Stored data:
□ □ □ □ □ □ □

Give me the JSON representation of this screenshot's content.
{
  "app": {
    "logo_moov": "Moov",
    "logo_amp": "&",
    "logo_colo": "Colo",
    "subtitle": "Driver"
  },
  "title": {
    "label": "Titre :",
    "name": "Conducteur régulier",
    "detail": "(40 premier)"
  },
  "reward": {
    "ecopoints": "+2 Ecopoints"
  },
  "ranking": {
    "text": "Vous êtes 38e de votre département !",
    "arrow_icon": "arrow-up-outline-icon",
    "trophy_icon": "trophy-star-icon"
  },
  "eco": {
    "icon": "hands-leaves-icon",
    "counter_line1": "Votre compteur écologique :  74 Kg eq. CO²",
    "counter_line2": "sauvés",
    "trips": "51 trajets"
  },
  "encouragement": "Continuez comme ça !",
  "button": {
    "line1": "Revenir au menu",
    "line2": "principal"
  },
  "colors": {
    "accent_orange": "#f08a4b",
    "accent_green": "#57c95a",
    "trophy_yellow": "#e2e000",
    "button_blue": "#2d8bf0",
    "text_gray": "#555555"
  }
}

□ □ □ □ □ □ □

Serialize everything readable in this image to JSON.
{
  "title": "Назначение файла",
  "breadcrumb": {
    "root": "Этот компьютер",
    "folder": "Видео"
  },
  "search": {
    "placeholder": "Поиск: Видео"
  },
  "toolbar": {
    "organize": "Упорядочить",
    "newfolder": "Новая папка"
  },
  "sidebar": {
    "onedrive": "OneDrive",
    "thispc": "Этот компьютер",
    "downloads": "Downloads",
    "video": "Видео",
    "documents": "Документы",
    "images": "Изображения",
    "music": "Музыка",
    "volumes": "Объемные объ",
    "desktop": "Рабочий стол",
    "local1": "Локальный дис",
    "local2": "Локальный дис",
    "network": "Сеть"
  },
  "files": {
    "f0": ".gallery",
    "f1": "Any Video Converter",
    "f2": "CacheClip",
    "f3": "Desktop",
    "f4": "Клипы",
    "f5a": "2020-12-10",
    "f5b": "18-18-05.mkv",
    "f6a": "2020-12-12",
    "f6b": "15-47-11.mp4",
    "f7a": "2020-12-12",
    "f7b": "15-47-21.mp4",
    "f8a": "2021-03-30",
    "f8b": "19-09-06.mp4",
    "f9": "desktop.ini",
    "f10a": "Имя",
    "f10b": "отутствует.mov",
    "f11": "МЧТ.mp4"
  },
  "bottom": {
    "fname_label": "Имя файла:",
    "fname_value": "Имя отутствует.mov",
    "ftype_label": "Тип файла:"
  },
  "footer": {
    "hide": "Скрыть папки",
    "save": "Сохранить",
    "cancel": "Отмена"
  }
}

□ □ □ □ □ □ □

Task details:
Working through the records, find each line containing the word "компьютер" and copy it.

Exercise response:
    "root": "Этот компьютер",
    "thispc": "Этот компьютер",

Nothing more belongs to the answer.